Over the past 20 years, Australia, through its research community and the Great Barrier Reef Marine Park Authority, has developed considerable expertise in the ecologically sustainable management of coral reefs and related ecosystems.

This expertise is becoming increasingly recognised internationally.

For example, earlier this year Australia, one of the founding partners of the International Coral Reef Initiative (ICRI),was invited to assume leadership of ICRI for a two year term.

ICRI is a global partnership of individual countries, non-government organisations and the private sector, along with international and regional organisations.

The partnership was established because of increasing concern about the global decline of coral reefs.

If allowed to continue, this decline may lead to a loss of most of the world's coral reefs during the next century. Many of these reefs are in the waters of developing nations. This emphasises Australia's special responsibility to contribute to the global understanding and conservation of coral reefs.
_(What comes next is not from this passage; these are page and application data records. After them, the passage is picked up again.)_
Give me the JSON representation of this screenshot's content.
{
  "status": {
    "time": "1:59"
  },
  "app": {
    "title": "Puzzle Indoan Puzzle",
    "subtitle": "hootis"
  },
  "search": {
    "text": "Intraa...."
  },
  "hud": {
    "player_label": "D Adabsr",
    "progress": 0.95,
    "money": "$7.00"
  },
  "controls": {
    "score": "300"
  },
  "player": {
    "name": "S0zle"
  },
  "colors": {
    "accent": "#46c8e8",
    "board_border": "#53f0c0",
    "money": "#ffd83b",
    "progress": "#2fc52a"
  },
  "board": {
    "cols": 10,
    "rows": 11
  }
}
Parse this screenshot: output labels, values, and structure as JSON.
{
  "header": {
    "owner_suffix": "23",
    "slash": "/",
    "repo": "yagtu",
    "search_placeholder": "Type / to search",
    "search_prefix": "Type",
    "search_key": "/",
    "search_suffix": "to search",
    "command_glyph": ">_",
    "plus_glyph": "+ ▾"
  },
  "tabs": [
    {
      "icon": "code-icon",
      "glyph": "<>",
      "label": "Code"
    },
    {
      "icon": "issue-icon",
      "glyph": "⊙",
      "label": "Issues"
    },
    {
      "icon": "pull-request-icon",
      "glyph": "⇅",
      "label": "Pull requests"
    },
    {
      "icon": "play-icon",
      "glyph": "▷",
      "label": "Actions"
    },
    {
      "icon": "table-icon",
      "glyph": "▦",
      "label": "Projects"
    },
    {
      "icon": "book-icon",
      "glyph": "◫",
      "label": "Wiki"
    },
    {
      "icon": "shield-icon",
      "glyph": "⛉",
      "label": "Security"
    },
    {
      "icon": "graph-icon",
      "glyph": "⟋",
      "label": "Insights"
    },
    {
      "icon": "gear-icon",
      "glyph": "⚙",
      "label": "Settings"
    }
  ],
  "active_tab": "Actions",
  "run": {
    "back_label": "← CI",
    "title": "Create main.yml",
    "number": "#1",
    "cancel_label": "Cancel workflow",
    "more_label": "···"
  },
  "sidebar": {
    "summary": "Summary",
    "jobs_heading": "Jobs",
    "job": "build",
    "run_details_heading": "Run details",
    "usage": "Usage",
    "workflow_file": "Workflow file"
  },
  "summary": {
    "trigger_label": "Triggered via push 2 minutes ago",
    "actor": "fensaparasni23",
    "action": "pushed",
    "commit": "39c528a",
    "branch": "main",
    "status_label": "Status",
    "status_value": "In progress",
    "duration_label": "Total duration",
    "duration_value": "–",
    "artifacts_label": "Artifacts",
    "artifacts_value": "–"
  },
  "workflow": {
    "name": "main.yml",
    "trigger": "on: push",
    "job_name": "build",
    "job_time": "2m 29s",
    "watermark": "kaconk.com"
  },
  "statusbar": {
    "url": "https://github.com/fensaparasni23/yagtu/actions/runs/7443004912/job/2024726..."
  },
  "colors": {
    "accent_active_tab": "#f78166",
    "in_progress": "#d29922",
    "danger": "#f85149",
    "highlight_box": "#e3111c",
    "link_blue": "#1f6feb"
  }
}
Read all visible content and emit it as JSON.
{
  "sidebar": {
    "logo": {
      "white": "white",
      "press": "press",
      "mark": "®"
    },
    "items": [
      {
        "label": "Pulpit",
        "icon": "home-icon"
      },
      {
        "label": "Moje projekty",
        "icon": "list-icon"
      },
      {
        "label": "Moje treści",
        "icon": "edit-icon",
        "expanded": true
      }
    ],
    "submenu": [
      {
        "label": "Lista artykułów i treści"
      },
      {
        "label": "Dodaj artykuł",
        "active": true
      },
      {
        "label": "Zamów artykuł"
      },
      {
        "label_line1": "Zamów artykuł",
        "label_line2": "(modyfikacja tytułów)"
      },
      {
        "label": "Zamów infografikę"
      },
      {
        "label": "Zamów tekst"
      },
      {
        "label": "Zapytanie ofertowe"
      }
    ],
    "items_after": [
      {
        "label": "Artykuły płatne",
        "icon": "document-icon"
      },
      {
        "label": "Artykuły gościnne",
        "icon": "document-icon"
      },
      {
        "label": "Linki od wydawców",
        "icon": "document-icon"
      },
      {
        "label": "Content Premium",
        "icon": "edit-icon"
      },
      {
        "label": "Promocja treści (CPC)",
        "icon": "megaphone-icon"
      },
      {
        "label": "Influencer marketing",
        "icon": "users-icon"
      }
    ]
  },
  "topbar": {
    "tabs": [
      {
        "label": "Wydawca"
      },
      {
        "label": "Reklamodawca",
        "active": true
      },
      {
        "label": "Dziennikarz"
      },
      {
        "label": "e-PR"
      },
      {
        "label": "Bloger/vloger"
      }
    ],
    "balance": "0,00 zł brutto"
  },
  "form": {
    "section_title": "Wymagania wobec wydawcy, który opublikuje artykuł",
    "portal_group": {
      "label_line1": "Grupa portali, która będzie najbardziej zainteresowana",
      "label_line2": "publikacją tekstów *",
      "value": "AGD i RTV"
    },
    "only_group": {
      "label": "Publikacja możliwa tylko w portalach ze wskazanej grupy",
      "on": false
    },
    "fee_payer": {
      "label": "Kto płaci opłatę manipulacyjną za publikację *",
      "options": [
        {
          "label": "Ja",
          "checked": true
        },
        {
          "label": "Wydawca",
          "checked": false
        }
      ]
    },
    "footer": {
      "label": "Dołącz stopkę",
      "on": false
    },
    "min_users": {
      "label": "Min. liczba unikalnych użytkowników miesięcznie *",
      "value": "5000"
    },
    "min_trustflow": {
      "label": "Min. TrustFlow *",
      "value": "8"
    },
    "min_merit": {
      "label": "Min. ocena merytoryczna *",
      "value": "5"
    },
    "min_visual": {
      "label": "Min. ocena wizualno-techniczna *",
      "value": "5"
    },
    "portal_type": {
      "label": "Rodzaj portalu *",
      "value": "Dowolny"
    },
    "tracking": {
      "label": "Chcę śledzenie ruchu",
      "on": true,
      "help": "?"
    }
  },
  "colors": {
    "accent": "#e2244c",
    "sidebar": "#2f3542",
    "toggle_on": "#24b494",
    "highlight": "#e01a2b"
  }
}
The Foundation, I believe, is helping Australia discharge this responsibility.

In taking over the stewardship of ICRI, Australia is now well positioned to play a key role in strengthening the capacity of countries in the Asia-Pacific region to protect coral reefs and to use their reef resources wisely.

I have no doubt that the experience and expertise of GBRMPA will ensure that Australia's term as Secretariat will be marked by success.

CONCLUSION

The Great Barrier Reef is one of the world's natural wonders and it is in recognition of this that it has been included on the World Heritage List.

As custodians, we are responsible for preserving the Reef not only for present and future generations of Australians but also for the rest of the world.

Research Stations such as Lizard Island have an important contribution to make in assisting Australia to meet its national and international responsibilities in relation to the Great Barrier Reef.

Your support for the Lizard Island Research Station is warmly appreciated.

Commonwealth of Australia